President Obama signed the Water Infrastructure Improvements for the Nation (WIIN) Act into law, which includes provisions of the Water Supply Cost Savings Act championed by the Water Systems Council and other leading water well industry groups.
Originally introduced 2014, the Water Supply Cost Savings Act was incorporated into the WIIN Act legislation earlier this year. The new law will help protect the nation’s water resources and rebuild water infrastructures. It will also help rural and small communities across the U.S. significantly lower the total cost of providing clean drinking water to residents and provide new jobs.
Hudson Valley small businesses speak out for clean water
Small businesses that rely on clean water have banded together to urge New York Gov. Andrew Cuomo to expand programs to protect and restore water quality.
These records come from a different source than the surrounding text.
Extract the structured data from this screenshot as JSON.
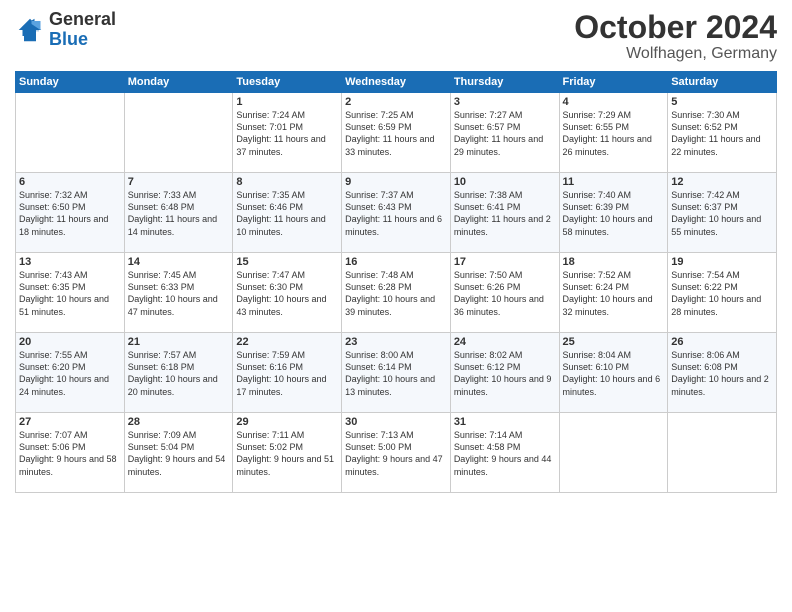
{
  "header": {
    "logo_general": "General",
    "logo_blue": "Blue",
    "month": "October 2024",
    "location": "Wolfhagen, Germany"
  },
  "weekdays": [
    "Sunday",
    "Monday",
    "Tuesday",
    "Wednesday",
    "Thursday",
    "Friday",
    "Saturday"
  ],
  "weeks": [
    [
      {
        "day": "",
        "sunrise": "",
        "sunset": "",
        "daylight": ""
      },
      {
        "day": "",
        "sunrise": "",
        "sunset": "",
        "daylight": ""
      },
      {
        "day": "1",
        "sunrise": "Sunrise: 7:24 AM",
        "sunset": "Sunset: 7:01 PM",
        "daylight": "Daylight: 11 hours and 37 minutes."
      },
      {
        "day": "2",
        "sunrise": "Sunrise: 7:25 AM",
        "sunset": "Sunset: 6:59 PM",
        "daylight": "Daylight: 11 hours and 33 minutes."
      },
      {
        "day": "3",
        "sunrise": "Sunrise: 7:27 AM",
        "sunset": "Sunset: 6:57 PM",
        "daylight": "Daylight: 11 hours and 29 minutes."
      },
      {
        "day": "4",
        "sunrise": "Sunrise: 7:29 AM",
        "sunset": "Sunset: 6:55 PM",
        "daylight": "Daylight: 11 hours and 26 minutes."
      },
      {
        "day": "5",
        "sunrise": "Sunrise: 7:30 AM",
        "sunset": "Sunset: 6:52 PM",
        "daylight": "Daylight: 11 hours and 22 minutes."
      }
    ],
    [
      {
        "day": "6",
        "sunrise": "Sunrise: 7:32 AM",
        "sunset": "Sunset: 6:50 PM",
        "daylight": "Daylight: 11 hours and 18 minutes."
      },
      {
        "day": "7",
        "sunrise": "Sunrise: 7:33 AM",
        "sunset": "Sunset: 6:48 PM",
        "daylight": "Daylight: 11 hours and 14 minutes."
      },
      {
        "day": "8",
        "sunrise": "Sunrise: 7:35 AM",
        "sunset": "Sunset: 6:46 PM",
        "daylight": "Daylight: 11 hours and 10 minutes."
      },
      {
        "day": "9",
        "sunrise": "Sunrise: 7:37 AM",
        "sunset": "Sunset: 6:43 PM",
        "daylight": "Daylight: 11 hours and 6 minutes."
      },
      {
        "day": "10",
        "sunrise": "Sunrise: 7:38 AM",
        "sunset": "Sunset: 6:41 PM",
        "daylight": "Daylight: 11 hours and 2 minutes."
      },
      {
        "day": "11",
        "sunrise": "Sunrise: 7:40 AM",
        "sunset": "Sunset: 6:39 PM",
        "daylight": "Daylight: 10 hours and 58 minutes."
      },
      {
        "day": "12",
        "sunrise": "Sunrise: 7:42 AM",
        "sunset": "Sunset: 6:37 PM",
        "daylight": "Daylight: 10 hours and 55 minutes."
      }
    ],
    [
      {
        "day": "13",
        "sunrise": "Sunrise: 7:43 AM",
        "sunset": "Sunset: 6:35 PM",
        "daylight": "Daylight: 10 hours and 51 minutes."
      },
      {
        "day": "14",
        "sunrise": "Sunrise: 7:45 AM",
        "sunset": "Sunset: 6:33 PM",
        "daylight": "Daylight: 10 hours and 47 minutes."
      },
      {
        "day": "15",
        "sunrise": "Sunrise: 7:47 AM",
        "sunset": "Sunset: 6:30 PM",
        "daylight": "Daylight: 10 hours and 43 minutes."
      },
      {
        "day": "16",
        "sunrise": "Sunrise: 7:48 AM",
        "sunset": "Sunset: 6:28 PM",
        "daylight": "Daylight: 10 hours and 39 minutes."
      },
      {
        "day": "17",
        "sunrise": "Sunrise: 7:50 AM",
        "sunset": "Sunset: 6:26 PM",
        "daylight": "Daylight: 10 hours and 36 minutes."
      },
      {
        "day": "18",
        "sunrise": "Sunrise: 7:52 AM",
        "sunset": "Sunset: 6:24 PM",
        "daylight": "Daylight: 10 hours and 32 minutes."
      },
      {
        "day": "19",
        "sunrise": "Sunrise: 7:54 AM",
        "sunset": "Sunset: 6:22 PM",
        "daylight": "Daylight: 10 hours and 28 minutes."
      }
    ],
    [
      {
        "day": "20",
        "sunrise": "Sunrise: 7:55 AM",
        "sunset": "Sunset: 6:20 PM",
        "daylight": "Daylight: 10 hours and 24 minutes."
      },
      {
        "day": "21",
        "sunrise": "Sunrise: 7:57 AM",
        "sunset": "Sunset: 6:18 PM",
        "daylight": "Daylight: 10 hours and 20 minutes."
      },
      {
        "day": "22",
        "sunrise": "Sunrise: 7:59 AM",
        "sunset": "Sunset: 6:16 PM",
        "daylight": "Daylight: 10 hours and 17 minutes."
      },
      {
        "day": "23",
        "sunrise": "Sunrise: 8:00 AM",
        "sunset": "Sunset: 6:14 PM",
        "daylight": "Daylight: 10 hours and 13 minutes."
      },
      {
        "day": "24",
        "sunrise": "Sunrise: 8:02 AM",
        "sunset": "Sunset: 6:12 PM",
        "daylight": "Daylight: 10 hours and 9 minutes."
      },
      {
        "day": "25",
        "sunrise": "Sunrise: 8:04 AM",
        "sunset": "Sunset: 6:10 PM",
        "daylight": "Daylight: 10 hours and 6 minutes."
      },
      {
        "day": "26",
        "sunrise": "Sunrise: 8:06 AM",
        "sunset": "Sunset: 6:08 PM",
        "daylight": "Daylight: 10 hours and 2 minutes."
      }
    ],
    [
      {
        "day": "27",
        "sunrise": "Sunrise: 7:07 AM",
        "sunset": "Sunset: 5:06 PM",
        "daylight": "Daylight: 9 hours and 58 minutes."
      },
      {
        "day": "28",
        "sunrise": "Sunrise: 7:09 AM",
        "sunset": "Sunset: 5:04 PM",
        "daylight": "Daylight: 9 hours and 54 minutes."
      },
      {
        "day": "29",
        "sunrise": "Sunrise: 7:11 AM",
        "sunset": "Sunset: 5:02 PM",
        "daylight": "Daylight: 9 hours and 51 minutes."
      },
      {
        "day": "30",
        "sunrise": "Sunrise: 7:13 AM",
        "sunset": "Sunset: 5:00 PM",
        "daylight": "Daylight: 9 hours and 47 minutes."
      },
      {
        "day": "31",
        "sunrise": "Sunrise: 7:14 AM",
        "sunset": "Sunset: 4:58 PM",
        "daylight": "Daylight: 9 hours and 44 minutes."
      },
      {
        "day": "",
        "sunrise": "",
        "sunset": "",
        "daylight": ""
      },
      {
        "day": "",
        "sunrise": "",
        "sunset": "",
        "daylight": ""
      }
    ]
  ]
}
The group of 19 breweries, kayak outfitters, tour boat operators and other businesses are pushing for an expansion of the New York State Water Infrastructure Improvement Act, and a renewal of the state’s Drinking Source Water Protection program – efforts the businesses say are not only critical for protecting drinking water and the environment, but also for supporting the Hudson Valley’s $5.2 billion tourism economy.